When India’s two largest multiplex chains – PVR and Inox Leisure – merged in March 2022, the antitrust watchdog was helpless. The blockbuster deal managed to sidestep regulatory scrutiny because the turnover fell below the notifiable threshold of INR10 billion (USD120 million).
In September, the Competition Commission of India (CCI) has instead proposed a deal value threshold as an additional criterion for notifying M&A transactions as it overhauled the merger regulations under the newly introduced Competition (Amendment) Act, 2023.
Deals above INR20 billion will be scrutinised by the antitrust watchdog under the new criterion. Targets with substantial business operations based on turnover, gross merchandise value in India exceeding 10% of the global figure, or number of users, must be notified.
India will now follow developed countries like the US, Germany, Austria, and South Korea in implementing deal value thresholds. It will capture high-profile transactions that often escape regulatory scrutiny due to the small target size under the de-minimis target exemption.
Facilitating parties to acquire shares from stock exchanges without facing gun-jumping penalties, the CCI plans to introduce standstill obligations for takeovers. The draft regulations propose shortening merger review timelines from 210 to 150 days, and the CCI is required to form an initial opinion on M&A transactions within 30 days.

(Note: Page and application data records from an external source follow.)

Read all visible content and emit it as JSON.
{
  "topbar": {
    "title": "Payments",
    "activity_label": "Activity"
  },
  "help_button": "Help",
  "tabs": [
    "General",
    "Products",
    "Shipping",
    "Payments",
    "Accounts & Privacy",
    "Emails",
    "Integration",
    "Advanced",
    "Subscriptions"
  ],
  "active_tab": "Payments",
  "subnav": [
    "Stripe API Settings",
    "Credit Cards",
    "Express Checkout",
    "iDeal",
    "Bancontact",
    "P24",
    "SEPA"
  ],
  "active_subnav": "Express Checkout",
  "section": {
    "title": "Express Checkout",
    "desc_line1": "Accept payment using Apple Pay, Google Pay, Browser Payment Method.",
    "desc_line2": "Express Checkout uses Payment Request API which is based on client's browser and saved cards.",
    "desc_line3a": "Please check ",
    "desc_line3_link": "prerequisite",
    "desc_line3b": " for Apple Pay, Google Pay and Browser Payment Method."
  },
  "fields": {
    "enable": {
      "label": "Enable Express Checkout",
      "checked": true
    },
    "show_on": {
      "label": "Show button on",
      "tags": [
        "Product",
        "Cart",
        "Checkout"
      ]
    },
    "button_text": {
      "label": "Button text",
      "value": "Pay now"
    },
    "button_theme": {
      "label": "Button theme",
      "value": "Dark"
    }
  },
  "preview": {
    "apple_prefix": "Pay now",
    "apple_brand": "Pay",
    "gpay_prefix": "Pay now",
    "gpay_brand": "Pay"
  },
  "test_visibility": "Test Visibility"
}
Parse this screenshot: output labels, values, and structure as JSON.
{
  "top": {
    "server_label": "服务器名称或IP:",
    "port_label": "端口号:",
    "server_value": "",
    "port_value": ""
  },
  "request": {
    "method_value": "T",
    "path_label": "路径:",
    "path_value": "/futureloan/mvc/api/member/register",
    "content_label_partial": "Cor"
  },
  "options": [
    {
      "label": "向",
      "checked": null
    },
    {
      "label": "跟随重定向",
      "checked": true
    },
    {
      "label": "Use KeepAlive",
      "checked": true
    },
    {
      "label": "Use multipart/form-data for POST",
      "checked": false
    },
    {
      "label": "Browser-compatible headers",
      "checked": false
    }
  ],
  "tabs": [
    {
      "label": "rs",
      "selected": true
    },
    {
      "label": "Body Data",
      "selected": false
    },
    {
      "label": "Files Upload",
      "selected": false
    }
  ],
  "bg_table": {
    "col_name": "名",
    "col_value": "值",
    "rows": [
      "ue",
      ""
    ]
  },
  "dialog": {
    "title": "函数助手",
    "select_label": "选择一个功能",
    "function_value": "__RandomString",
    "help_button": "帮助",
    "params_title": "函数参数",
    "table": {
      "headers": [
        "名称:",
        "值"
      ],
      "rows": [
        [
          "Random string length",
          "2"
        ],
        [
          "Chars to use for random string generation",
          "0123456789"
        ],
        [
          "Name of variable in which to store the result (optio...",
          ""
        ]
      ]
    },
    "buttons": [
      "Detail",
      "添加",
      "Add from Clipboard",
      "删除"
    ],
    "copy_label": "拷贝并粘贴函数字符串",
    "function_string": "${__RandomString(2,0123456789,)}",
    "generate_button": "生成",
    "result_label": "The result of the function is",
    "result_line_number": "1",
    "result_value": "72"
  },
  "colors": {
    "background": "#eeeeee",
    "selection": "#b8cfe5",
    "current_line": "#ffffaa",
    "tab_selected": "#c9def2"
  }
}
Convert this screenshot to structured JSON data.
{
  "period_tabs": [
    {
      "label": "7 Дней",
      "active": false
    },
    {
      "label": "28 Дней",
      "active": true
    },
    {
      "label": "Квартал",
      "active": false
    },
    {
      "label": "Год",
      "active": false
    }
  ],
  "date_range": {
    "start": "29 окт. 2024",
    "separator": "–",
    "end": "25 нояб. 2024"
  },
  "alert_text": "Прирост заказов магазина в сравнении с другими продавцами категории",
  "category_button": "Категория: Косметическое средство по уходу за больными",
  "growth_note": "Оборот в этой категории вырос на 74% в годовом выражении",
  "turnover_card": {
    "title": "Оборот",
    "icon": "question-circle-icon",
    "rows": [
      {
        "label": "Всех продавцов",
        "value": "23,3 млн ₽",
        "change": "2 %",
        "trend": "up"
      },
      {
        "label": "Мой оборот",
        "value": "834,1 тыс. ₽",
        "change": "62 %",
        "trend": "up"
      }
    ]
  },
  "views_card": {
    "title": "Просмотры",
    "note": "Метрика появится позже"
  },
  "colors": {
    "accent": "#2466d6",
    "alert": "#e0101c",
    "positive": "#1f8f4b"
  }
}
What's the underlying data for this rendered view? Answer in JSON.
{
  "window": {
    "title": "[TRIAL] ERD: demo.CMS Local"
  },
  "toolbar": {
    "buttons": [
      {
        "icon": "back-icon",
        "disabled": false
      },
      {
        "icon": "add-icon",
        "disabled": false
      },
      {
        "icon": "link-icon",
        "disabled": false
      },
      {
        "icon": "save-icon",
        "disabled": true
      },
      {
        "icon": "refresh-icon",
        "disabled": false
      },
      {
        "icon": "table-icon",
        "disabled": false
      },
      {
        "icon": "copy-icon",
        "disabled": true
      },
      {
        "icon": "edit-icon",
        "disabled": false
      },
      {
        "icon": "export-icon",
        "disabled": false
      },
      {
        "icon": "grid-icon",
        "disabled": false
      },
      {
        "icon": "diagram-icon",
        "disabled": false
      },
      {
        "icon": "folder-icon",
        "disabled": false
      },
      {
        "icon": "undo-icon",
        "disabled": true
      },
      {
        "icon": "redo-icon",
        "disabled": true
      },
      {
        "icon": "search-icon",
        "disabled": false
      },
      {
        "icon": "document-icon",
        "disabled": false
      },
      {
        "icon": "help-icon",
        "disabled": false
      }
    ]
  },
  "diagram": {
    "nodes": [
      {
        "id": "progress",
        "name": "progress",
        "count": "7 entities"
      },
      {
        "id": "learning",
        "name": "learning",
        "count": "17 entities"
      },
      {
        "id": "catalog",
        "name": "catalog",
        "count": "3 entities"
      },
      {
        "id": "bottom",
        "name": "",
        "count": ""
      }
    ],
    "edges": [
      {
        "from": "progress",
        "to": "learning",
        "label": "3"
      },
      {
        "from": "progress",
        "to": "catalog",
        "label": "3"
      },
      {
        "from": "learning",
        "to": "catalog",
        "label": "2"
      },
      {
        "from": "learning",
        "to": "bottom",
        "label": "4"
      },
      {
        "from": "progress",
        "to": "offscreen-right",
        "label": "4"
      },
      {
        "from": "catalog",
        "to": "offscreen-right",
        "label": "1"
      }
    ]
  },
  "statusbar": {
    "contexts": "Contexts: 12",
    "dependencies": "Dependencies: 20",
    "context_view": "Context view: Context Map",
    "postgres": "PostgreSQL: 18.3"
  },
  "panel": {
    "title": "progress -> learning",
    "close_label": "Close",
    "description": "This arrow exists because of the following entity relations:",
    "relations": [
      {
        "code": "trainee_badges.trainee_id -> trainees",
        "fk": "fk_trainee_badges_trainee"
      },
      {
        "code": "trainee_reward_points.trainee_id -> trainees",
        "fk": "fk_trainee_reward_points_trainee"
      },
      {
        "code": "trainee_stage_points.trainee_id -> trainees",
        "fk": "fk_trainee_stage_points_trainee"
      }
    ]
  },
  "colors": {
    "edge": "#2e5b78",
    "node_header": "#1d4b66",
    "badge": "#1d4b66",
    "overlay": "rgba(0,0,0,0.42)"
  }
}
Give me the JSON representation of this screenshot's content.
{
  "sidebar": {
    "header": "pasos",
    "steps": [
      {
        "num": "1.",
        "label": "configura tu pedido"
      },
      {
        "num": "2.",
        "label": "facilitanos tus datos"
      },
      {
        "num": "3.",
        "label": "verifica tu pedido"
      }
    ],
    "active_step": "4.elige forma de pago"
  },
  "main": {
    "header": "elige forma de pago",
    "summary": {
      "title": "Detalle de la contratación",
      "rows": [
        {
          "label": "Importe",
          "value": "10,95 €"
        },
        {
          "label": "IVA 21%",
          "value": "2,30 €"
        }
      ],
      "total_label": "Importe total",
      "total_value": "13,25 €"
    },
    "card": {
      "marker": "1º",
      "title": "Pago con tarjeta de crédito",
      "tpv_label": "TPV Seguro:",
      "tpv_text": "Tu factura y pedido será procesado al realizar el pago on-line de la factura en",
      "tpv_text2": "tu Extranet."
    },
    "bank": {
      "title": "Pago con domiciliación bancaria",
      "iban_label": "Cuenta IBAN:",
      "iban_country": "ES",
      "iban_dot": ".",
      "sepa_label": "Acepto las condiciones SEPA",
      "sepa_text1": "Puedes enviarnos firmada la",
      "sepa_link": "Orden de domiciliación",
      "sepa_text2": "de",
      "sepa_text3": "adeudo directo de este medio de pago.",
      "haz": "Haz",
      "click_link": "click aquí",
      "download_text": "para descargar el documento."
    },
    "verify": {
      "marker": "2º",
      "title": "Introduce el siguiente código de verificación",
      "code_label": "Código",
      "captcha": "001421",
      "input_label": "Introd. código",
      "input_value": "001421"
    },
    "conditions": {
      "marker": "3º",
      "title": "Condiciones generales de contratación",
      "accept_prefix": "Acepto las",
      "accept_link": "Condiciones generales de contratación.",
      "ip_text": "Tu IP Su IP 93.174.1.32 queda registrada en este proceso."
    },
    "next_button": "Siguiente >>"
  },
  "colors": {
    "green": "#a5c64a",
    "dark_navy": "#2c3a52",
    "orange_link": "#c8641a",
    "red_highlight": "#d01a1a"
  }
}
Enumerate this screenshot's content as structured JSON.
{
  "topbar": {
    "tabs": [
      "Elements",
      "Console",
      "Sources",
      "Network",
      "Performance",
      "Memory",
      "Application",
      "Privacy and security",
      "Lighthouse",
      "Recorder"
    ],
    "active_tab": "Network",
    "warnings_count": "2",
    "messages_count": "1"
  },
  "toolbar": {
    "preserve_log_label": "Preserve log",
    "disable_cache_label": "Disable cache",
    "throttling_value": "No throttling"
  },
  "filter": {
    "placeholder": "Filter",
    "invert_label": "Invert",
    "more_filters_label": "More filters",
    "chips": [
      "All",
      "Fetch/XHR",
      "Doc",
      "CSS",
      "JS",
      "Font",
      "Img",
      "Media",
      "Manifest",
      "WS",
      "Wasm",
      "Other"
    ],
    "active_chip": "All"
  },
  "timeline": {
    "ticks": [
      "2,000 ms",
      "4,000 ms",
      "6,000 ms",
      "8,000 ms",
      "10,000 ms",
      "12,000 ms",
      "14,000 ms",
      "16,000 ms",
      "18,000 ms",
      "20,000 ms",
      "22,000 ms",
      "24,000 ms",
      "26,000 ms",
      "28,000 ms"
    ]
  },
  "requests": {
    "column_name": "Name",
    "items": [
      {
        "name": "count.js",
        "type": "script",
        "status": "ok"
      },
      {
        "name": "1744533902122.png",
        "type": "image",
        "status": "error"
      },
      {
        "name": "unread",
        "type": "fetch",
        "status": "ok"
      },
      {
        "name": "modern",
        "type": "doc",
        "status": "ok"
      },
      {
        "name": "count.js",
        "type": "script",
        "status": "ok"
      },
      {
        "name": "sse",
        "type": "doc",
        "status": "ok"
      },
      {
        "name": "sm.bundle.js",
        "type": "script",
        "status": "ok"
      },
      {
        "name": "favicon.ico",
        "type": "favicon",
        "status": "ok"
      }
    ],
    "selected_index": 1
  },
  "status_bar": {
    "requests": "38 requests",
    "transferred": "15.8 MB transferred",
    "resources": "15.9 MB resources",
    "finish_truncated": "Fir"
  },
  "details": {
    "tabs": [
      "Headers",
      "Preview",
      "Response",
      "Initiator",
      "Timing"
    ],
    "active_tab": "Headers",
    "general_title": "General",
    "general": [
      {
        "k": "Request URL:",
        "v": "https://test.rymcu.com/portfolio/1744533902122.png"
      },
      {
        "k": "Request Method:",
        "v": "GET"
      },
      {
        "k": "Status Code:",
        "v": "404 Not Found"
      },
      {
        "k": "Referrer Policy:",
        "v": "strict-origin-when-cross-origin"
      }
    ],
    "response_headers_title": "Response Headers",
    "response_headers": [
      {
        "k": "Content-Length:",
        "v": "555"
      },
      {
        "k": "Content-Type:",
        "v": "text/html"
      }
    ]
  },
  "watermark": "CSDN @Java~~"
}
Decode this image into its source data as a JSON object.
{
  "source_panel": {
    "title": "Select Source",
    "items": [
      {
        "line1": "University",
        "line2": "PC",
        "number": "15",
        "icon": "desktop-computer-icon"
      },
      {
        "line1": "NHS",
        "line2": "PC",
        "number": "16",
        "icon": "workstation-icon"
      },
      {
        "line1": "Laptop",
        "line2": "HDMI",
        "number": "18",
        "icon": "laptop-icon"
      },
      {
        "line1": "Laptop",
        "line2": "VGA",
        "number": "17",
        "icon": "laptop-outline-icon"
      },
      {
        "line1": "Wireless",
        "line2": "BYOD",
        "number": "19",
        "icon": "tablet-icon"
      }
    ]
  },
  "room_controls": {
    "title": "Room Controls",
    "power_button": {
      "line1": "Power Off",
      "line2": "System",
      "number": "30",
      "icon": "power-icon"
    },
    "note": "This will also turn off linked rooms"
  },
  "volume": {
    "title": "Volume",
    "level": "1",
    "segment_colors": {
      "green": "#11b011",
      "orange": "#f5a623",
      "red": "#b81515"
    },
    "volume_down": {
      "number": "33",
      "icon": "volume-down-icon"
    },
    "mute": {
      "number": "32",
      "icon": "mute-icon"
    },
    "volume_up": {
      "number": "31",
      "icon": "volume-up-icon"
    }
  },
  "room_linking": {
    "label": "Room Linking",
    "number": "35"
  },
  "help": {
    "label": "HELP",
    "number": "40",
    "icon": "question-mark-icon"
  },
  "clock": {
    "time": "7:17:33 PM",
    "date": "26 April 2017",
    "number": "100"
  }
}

However, merger filing fees will increase by 50%, from INR2 million to INR3 million, for Form I merger filings, and from INR6 million to INR9 million for Form II merger filings.